**What needs to be done**: Listed below are entries; give the number of lines among them that include "title", and only that number.

**Records provided**:
○ ○ ○ ○ ○

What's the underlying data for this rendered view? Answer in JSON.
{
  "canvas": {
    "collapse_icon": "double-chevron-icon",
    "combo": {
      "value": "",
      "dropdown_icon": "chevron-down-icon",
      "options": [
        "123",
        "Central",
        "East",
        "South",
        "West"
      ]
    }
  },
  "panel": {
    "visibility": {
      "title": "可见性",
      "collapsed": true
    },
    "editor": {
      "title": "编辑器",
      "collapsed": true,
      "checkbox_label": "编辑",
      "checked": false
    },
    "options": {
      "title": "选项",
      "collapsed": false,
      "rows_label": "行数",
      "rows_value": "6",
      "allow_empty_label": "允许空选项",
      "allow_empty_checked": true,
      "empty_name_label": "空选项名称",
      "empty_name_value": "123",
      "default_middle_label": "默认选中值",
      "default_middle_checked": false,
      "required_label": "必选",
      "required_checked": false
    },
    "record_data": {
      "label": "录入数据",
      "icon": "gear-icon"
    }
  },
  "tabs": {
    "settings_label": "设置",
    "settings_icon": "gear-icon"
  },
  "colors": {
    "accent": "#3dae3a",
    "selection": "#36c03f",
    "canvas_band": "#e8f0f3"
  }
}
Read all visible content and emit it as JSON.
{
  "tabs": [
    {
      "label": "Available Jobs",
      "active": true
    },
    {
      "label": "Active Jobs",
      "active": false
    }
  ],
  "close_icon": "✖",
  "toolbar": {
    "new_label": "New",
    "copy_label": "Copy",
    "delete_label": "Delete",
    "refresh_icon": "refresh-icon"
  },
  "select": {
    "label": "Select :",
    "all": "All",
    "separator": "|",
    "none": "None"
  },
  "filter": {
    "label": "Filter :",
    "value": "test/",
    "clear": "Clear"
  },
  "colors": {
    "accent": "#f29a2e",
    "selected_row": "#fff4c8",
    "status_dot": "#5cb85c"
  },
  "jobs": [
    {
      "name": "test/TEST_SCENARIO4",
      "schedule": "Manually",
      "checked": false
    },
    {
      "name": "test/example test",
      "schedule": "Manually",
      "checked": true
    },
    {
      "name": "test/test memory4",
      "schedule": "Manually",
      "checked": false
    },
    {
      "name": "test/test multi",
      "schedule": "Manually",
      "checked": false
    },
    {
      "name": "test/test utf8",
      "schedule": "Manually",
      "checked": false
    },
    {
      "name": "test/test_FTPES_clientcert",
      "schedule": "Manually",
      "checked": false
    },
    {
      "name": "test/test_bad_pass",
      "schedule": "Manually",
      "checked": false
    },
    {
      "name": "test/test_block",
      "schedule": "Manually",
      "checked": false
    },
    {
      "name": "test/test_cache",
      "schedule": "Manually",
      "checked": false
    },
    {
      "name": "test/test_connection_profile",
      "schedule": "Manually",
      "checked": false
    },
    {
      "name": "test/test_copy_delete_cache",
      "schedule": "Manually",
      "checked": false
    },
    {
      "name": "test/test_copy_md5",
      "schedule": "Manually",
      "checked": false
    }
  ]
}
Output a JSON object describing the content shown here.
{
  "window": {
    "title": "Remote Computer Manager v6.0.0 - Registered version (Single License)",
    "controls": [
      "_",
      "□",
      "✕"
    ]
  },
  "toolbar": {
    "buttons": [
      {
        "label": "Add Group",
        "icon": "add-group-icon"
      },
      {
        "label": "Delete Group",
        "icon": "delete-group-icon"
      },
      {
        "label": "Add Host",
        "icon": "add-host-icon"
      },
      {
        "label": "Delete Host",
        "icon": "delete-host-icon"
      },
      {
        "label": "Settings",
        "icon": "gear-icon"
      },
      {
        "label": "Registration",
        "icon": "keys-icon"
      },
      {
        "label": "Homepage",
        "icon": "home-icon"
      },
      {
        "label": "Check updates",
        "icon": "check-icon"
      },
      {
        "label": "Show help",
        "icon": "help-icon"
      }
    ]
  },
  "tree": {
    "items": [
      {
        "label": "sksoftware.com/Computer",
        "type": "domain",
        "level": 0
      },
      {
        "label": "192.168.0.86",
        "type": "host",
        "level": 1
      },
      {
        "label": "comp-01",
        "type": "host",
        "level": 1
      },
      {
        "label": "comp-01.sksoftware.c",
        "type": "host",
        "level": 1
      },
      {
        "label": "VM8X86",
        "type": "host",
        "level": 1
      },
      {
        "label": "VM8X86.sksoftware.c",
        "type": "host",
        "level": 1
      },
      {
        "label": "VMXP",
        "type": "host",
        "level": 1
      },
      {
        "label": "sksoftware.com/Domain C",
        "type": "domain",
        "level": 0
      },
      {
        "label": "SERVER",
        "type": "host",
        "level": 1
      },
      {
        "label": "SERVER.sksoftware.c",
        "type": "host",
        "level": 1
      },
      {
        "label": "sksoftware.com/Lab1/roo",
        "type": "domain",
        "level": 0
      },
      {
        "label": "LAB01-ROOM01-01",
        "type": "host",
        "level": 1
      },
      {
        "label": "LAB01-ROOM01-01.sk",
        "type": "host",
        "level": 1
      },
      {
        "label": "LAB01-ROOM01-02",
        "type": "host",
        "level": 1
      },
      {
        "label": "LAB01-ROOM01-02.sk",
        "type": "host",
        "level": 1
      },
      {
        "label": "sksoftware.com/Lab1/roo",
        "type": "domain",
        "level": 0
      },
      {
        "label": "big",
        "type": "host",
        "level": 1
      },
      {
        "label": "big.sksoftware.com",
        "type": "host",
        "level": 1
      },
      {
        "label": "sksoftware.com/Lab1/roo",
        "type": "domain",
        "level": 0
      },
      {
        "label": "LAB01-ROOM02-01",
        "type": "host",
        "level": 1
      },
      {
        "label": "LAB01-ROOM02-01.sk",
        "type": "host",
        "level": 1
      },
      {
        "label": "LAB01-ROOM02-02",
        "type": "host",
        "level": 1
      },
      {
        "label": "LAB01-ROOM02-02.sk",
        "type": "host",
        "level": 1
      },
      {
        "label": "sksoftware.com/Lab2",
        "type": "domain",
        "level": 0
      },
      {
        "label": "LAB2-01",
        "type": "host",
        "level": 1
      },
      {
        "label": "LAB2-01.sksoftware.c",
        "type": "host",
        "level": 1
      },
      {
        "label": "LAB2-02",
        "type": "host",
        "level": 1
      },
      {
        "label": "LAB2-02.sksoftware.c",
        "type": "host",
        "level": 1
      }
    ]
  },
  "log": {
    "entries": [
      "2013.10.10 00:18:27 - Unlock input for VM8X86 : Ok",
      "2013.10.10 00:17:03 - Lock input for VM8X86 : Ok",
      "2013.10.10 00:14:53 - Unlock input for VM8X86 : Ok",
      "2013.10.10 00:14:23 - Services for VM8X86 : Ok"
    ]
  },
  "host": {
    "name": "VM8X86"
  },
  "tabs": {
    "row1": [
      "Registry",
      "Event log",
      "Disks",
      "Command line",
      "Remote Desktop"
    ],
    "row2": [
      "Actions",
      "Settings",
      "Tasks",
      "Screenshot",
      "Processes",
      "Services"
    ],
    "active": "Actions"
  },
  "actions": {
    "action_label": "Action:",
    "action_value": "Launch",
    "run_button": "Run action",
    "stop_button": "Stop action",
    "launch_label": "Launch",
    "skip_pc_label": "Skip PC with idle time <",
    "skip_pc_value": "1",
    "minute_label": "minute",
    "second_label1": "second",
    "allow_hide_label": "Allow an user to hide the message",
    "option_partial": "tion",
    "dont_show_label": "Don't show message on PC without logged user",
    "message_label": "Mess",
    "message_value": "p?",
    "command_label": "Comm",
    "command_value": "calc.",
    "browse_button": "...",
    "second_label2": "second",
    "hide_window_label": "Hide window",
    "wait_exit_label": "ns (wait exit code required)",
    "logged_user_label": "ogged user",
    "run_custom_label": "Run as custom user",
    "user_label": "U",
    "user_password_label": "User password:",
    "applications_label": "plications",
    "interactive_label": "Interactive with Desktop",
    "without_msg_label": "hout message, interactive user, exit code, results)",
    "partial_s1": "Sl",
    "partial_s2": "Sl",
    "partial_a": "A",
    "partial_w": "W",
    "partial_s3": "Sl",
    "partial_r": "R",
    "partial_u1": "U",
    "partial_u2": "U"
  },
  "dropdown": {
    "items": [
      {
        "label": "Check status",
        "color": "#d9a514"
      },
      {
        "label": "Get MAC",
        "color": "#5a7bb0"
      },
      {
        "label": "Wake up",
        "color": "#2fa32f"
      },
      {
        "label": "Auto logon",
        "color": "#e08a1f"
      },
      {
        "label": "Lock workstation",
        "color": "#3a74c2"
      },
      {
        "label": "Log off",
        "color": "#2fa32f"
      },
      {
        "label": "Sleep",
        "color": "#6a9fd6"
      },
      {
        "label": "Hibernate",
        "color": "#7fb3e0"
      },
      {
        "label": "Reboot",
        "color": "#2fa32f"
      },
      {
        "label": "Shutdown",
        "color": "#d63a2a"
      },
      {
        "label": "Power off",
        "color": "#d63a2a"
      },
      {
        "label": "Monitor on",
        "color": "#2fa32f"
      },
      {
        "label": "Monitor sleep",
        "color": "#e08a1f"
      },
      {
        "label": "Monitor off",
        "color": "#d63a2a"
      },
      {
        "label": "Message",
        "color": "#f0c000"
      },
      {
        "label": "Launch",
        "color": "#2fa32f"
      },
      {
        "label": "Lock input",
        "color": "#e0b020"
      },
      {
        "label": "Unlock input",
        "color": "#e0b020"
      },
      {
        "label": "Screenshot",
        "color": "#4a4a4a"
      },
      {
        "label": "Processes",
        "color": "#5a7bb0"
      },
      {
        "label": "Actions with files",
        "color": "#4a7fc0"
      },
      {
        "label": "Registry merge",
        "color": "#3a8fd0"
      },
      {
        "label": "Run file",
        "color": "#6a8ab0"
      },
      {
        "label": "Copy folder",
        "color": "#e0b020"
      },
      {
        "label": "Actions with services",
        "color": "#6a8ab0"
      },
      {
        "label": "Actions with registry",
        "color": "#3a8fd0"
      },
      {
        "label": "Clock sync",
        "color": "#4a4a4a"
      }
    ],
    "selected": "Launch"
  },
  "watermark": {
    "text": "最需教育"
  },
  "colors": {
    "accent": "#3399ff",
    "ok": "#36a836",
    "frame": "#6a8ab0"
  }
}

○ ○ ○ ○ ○

**Output below**: 4